Action item
Note each line in the data below that holds "years", and copy it.

= = = = = = =

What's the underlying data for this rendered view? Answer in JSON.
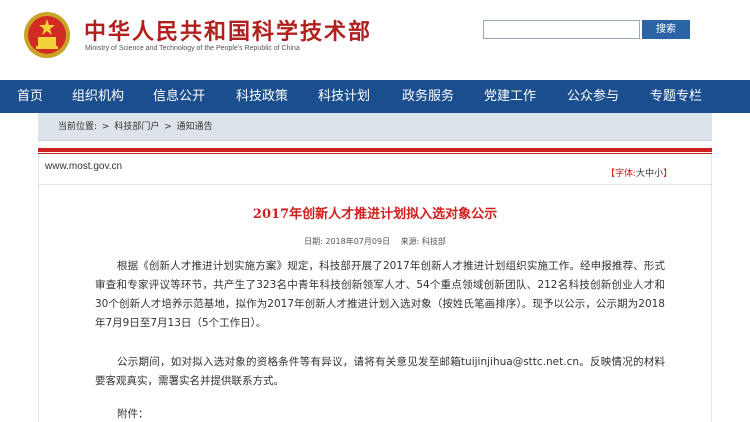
{
  "header": {
    "title": "中华人民共和国科学技术部",
    "subtitle": "Ministry of Science and Technology of the People's Republic of China",
    "search_placeholder": "",
    "search_button": "搜索"
  },
  "nav": {
    "items": [
      {
        "label": "首页"
      },
      {
        "label": "组织机构"
      },
      {
        "label": "信息公开"
      },
      {
        "label": "科技政策"
      },
      {
        "label": "科技计划"
      },
      {
        "label": "政务服务"
      },
      {
        "label": "党建工作"
      },
      {
        "label": "公众参与"
      },
      {
        "label": "专题专栏"
      }
    ]
  },
  "breadcrumb": {
    "prefix": "当前位置:",
    "items": [
      "科技部门户",
      "通知通告"
    ],
    "separator": ">"
  },
  "page": {
    "site_url": "www.most.gov.cn",
    "font_size_label": "【字体:",
    "font_big": "大",
    "font_medium": "中",
    "font_small": "小",
    "font_close": "】"
  },
  "article": {
    "title": "2017年创新人才推进计划拟入选对象公示",
    "date": "日期: 2018年07月09日",
    "source": "来源: 科技部",
    "paragraph1": "根据《创新人才推进计划实施方案》规定，科技部开展了2017年创新人才推进计划组织实施工作。经申报推荐、形式审查和专家评议等环节，共产生了323名中青年科技创新领军人才、54个重点领域创新团队、212名科技创新创业人才和30个创新人才培养示范基地，拟作为2017年创新人才推进计划入选对象（按姓氏笔画排序）。现予以公示，公示期为2018年7月9日至7月13日（5个工作日）。",
    "paragraph2": "公示期间，如对拟入选对象的资格条件等有异议，请将有关意见发至邮箱tuijinjihua@sttc.net.cn。反映情况的材料要客观真实，需署实名并提供联系方式。",
    "attachment_label": "附件："
  },
  "colors": {
    "brand_red": "#b0211e",
    "nav_blue": "#1b4e8e",
    "accent_red": "#cf1f1f"
  }
}
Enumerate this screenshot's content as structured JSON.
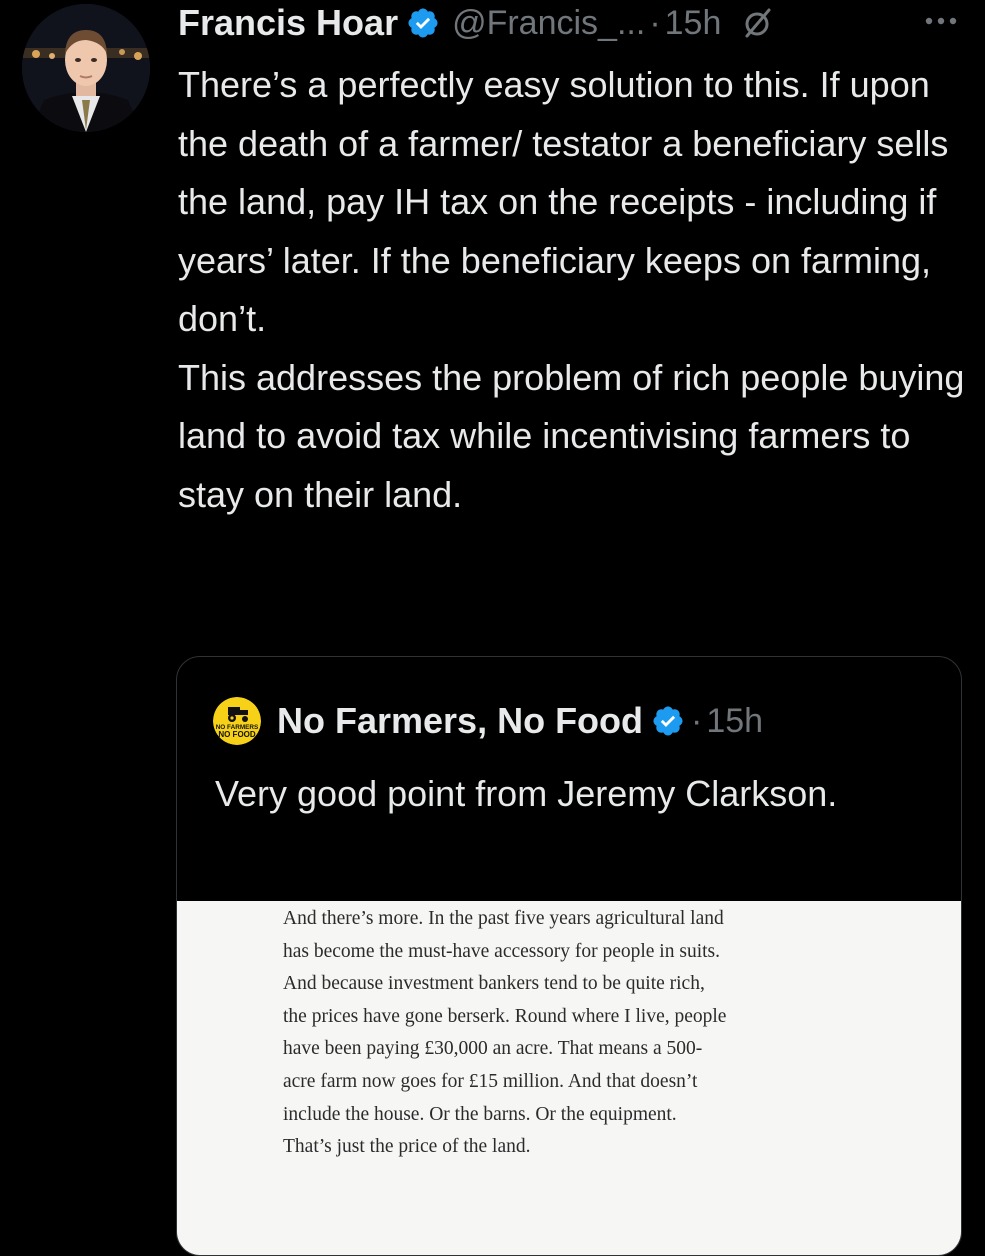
{
  "tweet": {
    "author_name": "Francis Hoar",
    "handle": "@Francis_...",
    "separator": "·",
    "time": "15h",
    "verified_icon": "verified-badge-icon",
    "grok_icon": "grok-icon",
    "more_icon": "more-options-icon",
    "text": "There’s a perfectly easy solution to this. If upon the death of a farmer/ testator a beneficiary sells the land, pay IH tax on the receipts - including if years’ later. If the beneficiary keeps on farming, don’t.\nThis addresses the problem of rich people buying land to avoid tax while incentivising farmers to stay on their land."
  },
  "quote": {
    "author_name": "No Farmers, No Food",
    "separator": "·",
    "time": "15h",
    "logo_text_line1": "NO FARMERS",
    "logo_text_line2": "NO FOOD",
    "text": "Very good point from Jeremy Clarkson.",
    "article_lines": [
      "And there’s more. In the past five years agricultural land",
      "has become the must-have accessory for people in suits.",
      "And because investment bankers tend to be quite rich,",
      "the prices have gone berserk. Round where I live, people",
      "have been paying £30,000 an acre. That means a 500-",
      "acre farm now goes for £15 million. And that doesn’t",
      "include the house. Or the barns. Or the equipment.",
      "That’s just the price of the land."
    ]
  },
  "colors": {
    "background": "#000000",
    "primary_text": "#e7e9ea",
    "secondary_text": "#71767b",
    "verified_blue": "#1d9bf0",
    "card_border": "#2f3336",
    "logo_yellow": "#f7d117",
    "article_bg": "#f6f6f5"
  }
}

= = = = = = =

Reply
    "text": "There’s a perfectly easy solution to this. If upon the death of a farmer/ testator a beneficiary sells the land, pay IH tax on the receipts - including if years’ later. If the beneficiary keeps on farming, don’t.\nThis addresses the problem of rich people buying land to avoid tax while incentivising farmers to stay on their land."
      "And there’s more. In the past five years agricultural land",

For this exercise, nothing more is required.